"If China behaves as Iran's so-called ally in this way, one must not have any expectation that others will have better behaviour," he said.
Iran's Oil Minister Bijan Namdar Zangeneh "has admitted many times that today's oil exports are very low", Rajabi said.
"He says that many oil projects have been shut down because they have no money, and yet [the Oil Ministry] has not published the amount of oil production and exports because, in his words, 'enemies may hear'," Rajabi said.
"Zangeneh and other Islamic Republic officials, however, do not explain why they have become so ineffective," he said.
"Why have one country's unilateral sanctions united the whole world against Iran? Why have US sanctions against Iran caused complete world solidarity?" Rajabi said. "If Iran's government had the least bit of credibility, would the whole world and even Iran's so-called allies adhere to these sanctions?"
Shut out of Central Asia energy deals
Another indicator of Iran's diminished global standing is Tehran's abandonment of all important energy projects in the region, including Central Asia, Rajabi said.
"Even Iran's regional neighbours are no longer politically and economically close to it," he said.
"Late last autumn, the [Trans-Anatolian Natural Gas Pipeline] oil pipeline was opened, which goes from Azerbaijan and Turkey towards Europe," he noted.
"This project, which began a few years ago, completely left out Iran. While Iran could have been Europe's largest gas exporter, [...] it has never even been proposed as an option."
"Iran also was not able to play a role in the development of Azerbaijani oil fields," Rajabi said. "Azerbaijan's contribution to Iran's isolation was billions of dollars in gas exports and strategic proximity with Europe."
"Another example is Kazakhstan's oil and gas project, which has been designed in co-operation with Turkmenistan and Uzbekistan for exports to China," he said. "It is even said that China's ultimate objective is reduction of its dependence on Iran's oil."

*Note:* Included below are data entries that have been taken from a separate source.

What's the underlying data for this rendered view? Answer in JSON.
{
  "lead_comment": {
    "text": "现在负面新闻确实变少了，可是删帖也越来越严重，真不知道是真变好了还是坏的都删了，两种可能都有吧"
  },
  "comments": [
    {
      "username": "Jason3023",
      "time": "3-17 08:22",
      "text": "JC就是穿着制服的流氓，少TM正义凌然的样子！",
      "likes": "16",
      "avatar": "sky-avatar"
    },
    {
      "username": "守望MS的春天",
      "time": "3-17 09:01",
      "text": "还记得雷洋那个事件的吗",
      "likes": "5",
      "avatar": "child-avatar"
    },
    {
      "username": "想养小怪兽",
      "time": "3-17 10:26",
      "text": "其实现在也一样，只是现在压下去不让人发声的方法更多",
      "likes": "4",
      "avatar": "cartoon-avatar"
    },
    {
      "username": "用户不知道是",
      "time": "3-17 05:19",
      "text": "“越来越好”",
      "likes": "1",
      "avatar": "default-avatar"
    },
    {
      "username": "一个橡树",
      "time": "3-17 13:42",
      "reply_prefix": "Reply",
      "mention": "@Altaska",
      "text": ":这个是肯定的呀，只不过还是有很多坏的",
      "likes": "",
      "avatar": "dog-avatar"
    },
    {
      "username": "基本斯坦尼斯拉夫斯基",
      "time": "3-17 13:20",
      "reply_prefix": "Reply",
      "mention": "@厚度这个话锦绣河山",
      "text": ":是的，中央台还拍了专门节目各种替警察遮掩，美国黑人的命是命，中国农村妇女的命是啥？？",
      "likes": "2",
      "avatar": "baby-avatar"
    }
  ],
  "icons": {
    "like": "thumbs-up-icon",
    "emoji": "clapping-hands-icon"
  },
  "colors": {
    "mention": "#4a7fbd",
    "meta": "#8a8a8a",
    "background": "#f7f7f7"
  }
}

"Dozens of oil projects are being pursued in the region, and Iran has a stake in none of them," he said. "It is for this reason that I believe Iran is the most isolated country in the world after North Korea."